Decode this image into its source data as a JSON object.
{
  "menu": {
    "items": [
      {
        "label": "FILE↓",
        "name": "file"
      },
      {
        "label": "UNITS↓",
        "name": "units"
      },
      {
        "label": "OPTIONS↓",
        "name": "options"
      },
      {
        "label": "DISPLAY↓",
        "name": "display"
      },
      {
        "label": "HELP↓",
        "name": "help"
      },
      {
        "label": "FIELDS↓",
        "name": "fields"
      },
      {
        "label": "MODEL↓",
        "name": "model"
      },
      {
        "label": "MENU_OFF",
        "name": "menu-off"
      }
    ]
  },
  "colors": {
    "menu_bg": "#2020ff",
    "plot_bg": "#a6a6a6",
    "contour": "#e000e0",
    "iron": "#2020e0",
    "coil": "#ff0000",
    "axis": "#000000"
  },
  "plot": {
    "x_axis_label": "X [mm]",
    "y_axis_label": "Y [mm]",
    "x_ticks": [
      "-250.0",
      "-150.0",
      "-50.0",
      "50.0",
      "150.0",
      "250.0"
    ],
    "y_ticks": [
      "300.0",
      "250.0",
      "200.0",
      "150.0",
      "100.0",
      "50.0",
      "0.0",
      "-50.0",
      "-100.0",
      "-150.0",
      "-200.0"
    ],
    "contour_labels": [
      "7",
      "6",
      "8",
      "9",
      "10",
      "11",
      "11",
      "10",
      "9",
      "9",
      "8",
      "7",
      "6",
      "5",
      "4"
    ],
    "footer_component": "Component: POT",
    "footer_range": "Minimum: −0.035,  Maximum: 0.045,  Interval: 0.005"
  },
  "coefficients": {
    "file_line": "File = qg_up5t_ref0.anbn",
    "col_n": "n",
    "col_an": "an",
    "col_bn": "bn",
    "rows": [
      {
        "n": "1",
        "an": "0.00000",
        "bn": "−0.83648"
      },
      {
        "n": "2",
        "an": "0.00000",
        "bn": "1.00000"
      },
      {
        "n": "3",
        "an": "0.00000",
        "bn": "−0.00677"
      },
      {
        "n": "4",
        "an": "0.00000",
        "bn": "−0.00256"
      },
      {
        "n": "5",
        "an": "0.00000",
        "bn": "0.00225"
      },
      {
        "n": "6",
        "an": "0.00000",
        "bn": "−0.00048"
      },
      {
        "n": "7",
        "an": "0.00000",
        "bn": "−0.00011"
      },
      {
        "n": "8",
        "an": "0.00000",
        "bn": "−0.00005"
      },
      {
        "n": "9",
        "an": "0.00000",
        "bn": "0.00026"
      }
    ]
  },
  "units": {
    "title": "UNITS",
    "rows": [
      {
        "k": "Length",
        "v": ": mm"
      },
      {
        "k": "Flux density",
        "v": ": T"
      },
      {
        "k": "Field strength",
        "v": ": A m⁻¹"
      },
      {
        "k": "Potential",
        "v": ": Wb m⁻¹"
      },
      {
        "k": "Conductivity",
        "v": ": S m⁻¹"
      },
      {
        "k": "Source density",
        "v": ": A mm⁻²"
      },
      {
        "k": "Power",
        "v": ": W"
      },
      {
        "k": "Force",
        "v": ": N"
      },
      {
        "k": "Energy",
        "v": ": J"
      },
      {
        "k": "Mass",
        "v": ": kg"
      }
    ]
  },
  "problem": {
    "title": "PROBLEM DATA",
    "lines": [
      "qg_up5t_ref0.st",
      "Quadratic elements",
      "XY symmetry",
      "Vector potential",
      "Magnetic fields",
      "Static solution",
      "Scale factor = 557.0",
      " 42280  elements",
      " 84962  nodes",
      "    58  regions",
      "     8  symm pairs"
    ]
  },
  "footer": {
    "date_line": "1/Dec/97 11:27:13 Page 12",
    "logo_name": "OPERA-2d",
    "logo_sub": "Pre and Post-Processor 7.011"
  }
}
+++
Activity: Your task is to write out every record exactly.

Answer to this task:
Decode this image into its source data as a JSON object.
{
  "menu": {
    "items": [
      {
        "label": "FILE↓",
        "name": "file"
      },
      {
        "label": "UNITS↓",
        "name": "units"
      },
      {
        "label": "OPTIONS↓",
        "name": "options"
      },
      {
        "label": "DISPLAY↓",
        "name": "display"
      },
      {
        "label": "HELP↓",
        "name": "help"
      },
      {
        "label": "FIELDS↓",
        "name": "fields"
      },
      {
        "label": "MODEL↓",
        "name": "model"
      },
      {
        "label": "MENU_OFF",
        "name": "menu-off"
      }
    ]
  },
  "colors": {
    "menu_bg": "#2020ff",
    "plot_bg": "#a6a6a6",
    "contour": "#e000e0",
    "iron": "#2020e0",
    "coil": "#ff0000",
    "axis": "#000000"
  },
  "plot": {
    "x_axis_label": "X [mm]",
    "y_axis_label": "Y [mm]",
    "x_ticks": [
      "-250.0",
      "-150.0",
      "-50.0",
      "50.0",
      "150.0",
      "250.0"
    ],
    "y_ticks": [
      "300.0",
      "250.0",
      "200.0",
      "150.0",
      "100.0",
      "50.0",
      "0.0",
      "-50.0",
      "-100.0",
      "-150.0",
      "-200.0"
    ],
    "contour_labels": [
      "7",
      "6",
      "8",
      "9",
      "10",
      "11",
      "11",
      "10",
      "9",
      "9",
      "8",
      "7",
      "6",
      "5",
      "4"
    ],
    "footer_component": "Component: POT",
    "footer_range": "Minimum: −0.035,  Maximum: 0.045,  Interval: 0.005"
  },
  "coefficients": {
    "file_line": "File = qg_up5t_ref0.anbn",
    "col_n": "n",
    "col_an": "an",
    "col_bn": "bn",
    "rows": [
      {
        "n": "1",
        "an": "0.00000",
        "bn": "−0.83648"
      },
      {
        "n": "2",
        "an": "0.00000",
        "bn": "1.00000"
      },
      {
        "n": "3",
        "an": "0.00000",
        "bn": "−0.00677"
      },
      {
        "n": "4",
        "an": "0.00000",
        "bn": "−0.00256"
      },
      {
        "n": "5",
        "an": "0.00000",
        "bn": "0.00225"
      },
      {
        "n": "6",
        "an": "0.00000",
        "bn": "−0.00048"
      },
      {
        "n": "7",
        "an": "0.00000",
        "bn": "−0.00011"
      },
      {
        "n": "8",
        "an": "0.00000",
        "bn": "−0.00005"
      },
      {
        "n": "9",
        "an": "0.00000",
        "bn": "0.00026"
      }
    ]
  },
  "units": {
    "title": "UNITS",
    "rows": [
      {
        "k": "Length",
        "v": ": mm"
      },
      {
        "k": "Flux density",
        "v": ": T"
      },
      {
        "k": "Field strength",
        "v": ": A m⁻¹"
      },
      {
        "k": "Potential",
        "v": ": Wb m⁻¹"
      },
      {
        "k": "Conductivity",
        "v": ": S m⁻¹"
      },
      {
        "k": "Source density",
        "v": ": A mm⁻²"
      },
      {
        "k": "Power",
        "v": ": W"
      },
      {
        "k": "Force",
        "v": ": N"
      },
      {
        "k": "Energy",
        "v": ": J"
      },
      {
        "k": "Mass",
        "v": ": kg"
      }
    ]
  },
  "problem": {
    "title": "PROBLEM DATA",
    "lines": [
      "qg_up5t_ref0.st",
      "Quadratic elements",
      "XY symmetry",
      "Vector potential",
      "Magnetic fields",
      "Static solution",
      "Scale factor = 557.0",
      " 42280  elements",
      " 84962  nodes",
      "    58  regions",
      "     8  symm pairs"
    ]
  },
  "footer": {
    "date_line": "1/Dec/97 11:27:13 Page 12",
    "logo_name": "OPERA-2d",
    "logo_sub": "Pre and Post-Processor 7.011"
  }
}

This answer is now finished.